According to City Hall’s calculations, a $50 million bond would cost someone with a property classified as a primary residence an additional $43 per $100,000 of assessed value annually for 15 years. Someone who owns a primary residence assessed at $500,000 would pay another $215 per year. The cost would be approximately double for people who own vacation homes or commercial properties.

A $15 million bond would cost another $13 per $100,000 of assessed value for someone who owns a property classified as a primary residence, or an additional $65 per year on a $500,000 property. The figure would nearly double for owners of vacation homes or commercial properties.

Park City voters since the late 1990s have approved three conservation bonds totaling $40 million. Those ballot measures were not tied to an individual deal like one to fund a Treasure deal would be. City Hall has spent the $40 million.

"If you eliminate half the density, you’re automatically eliminating half the traffic problem," said Park City Councilwoman Liza Simpson, one of City Hall’s negotiators.

Simpson said people at the open house told her they supported the $15 million option, but there was resistance to a $48 million deal.

Mike Sweeney, one of the family’s representatives in the negotiations with City Hall, said there is a "higher probability" of a $15 million bond passing than one valued at nearly $50 million.

"I think you’re getting more for your money," he said about the lesser amount.

He added that the development that would be built under the $15 million scenario would honor an earlier agreement between the Sweeney family and Park City Mountain Resort stemming from the construction of the Town Lift years ago.

The people at the open house spent time talking to City Hall representatives and members of the Sweeney family as they studied a series of maps and charts set up in the foyer of the Eccles Center. Eighty-eight people put their name on a sign-in sheet, but the attendance was likely higher.

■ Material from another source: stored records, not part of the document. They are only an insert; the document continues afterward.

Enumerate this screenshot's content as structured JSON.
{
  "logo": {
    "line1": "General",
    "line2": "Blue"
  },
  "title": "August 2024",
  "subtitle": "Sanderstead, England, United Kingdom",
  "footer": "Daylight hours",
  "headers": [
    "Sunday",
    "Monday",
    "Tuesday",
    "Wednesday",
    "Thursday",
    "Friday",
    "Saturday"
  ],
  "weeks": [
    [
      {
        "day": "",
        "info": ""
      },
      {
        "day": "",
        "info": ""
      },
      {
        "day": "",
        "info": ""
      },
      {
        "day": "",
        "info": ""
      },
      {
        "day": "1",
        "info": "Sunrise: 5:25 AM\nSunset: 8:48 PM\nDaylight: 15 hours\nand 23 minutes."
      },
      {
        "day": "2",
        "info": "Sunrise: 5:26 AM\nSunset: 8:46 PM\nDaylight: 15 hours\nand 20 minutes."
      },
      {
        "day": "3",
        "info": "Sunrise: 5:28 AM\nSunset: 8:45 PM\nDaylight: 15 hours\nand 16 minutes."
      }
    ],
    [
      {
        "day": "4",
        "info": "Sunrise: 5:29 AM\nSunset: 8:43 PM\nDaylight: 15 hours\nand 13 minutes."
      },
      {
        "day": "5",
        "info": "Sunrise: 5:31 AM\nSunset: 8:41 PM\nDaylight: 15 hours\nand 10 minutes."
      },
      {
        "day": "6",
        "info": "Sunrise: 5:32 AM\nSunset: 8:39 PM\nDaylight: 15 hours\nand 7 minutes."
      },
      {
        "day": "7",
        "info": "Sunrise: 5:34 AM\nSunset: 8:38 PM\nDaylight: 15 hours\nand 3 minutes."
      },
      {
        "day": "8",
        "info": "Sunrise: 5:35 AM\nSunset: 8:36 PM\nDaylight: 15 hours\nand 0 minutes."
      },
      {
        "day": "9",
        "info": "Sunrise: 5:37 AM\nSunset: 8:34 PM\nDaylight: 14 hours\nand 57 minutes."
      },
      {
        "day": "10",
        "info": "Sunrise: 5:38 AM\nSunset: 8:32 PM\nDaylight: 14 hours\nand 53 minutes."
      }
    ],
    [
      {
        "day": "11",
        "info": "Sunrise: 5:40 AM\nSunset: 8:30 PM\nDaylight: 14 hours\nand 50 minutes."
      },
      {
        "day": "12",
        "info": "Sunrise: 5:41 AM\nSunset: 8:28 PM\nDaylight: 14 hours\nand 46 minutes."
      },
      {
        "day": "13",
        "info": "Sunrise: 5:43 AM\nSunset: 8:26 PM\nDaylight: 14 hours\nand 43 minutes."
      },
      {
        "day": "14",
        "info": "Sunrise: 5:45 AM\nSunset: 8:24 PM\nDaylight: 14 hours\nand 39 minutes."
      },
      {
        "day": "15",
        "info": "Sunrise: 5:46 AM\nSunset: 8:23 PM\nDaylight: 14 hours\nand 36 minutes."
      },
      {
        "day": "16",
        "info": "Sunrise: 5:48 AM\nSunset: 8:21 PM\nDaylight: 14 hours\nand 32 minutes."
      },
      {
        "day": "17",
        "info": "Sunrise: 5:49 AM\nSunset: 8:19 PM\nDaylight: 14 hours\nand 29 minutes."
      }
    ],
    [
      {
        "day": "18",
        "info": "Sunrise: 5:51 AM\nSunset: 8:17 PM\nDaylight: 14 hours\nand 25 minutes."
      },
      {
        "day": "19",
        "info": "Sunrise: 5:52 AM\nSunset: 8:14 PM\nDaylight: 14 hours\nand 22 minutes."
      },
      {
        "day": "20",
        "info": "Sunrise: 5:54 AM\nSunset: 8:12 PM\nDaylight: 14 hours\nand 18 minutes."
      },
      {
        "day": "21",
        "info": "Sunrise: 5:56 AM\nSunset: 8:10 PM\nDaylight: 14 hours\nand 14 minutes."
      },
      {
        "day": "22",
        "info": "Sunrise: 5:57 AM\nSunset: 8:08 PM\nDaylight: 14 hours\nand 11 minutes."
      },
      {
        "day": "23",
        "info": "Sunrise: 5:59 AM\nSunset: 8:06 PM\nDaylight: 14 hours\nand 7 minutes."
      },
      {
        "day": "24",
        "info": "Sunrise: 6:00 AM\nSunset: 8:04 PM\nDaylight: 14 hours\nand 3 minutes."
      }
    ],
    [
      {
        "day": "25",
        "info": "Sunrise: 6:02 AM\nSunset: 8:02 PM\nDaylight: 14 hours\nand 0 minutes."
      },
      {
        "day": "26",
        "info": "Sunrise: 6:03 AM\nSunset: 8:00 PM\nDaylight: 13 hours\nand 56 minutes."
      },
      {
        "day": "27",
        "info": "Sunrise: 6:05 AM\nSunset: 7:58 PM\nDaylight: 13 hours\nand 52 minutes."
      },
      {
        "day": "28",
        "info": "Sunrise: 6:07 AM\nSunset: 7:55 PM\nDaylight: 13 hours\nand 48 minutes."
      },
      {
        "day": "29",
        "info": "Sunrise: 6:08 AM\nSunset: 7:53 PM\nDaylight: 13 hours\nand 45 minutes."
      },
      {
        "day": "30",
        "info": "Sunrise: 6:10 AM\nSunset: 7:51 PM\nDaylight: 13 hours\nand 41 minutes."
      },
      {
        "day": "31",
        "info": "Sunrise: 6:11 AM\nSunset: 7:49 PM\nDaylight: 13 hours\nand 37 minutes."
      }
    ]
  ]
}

Some of the people at the open house included:

  • John Plunkett, who lives in Old Town and said he would support the option involving the $15 million.

    "It seemed a reasonable trade-off," Plunkett said.

    He said the project that would remain at the Treasure site must be designed well and said he wanted its architecture to be reminiscent of Park City’s mining past.

  • Marianne Cone, who lives in Old Town and said she would back the $15 million option.

    "It doesn’t make sense to get rid of the whole thing," she said, adding, "$48 million does not make sense to me."

  • Kyra Parkhurst, who lives on Empire Avenue close to the Treasure site and said she would support the more expensive option.

    "Make it go away because it doesn’t fit in that location," Parkhurst, a longtime Treasure critic, said, mentioning concerns about traffic, construction and zoning.

    She acknowledged, though, other Parkites might be more apt to support the option with the lower price.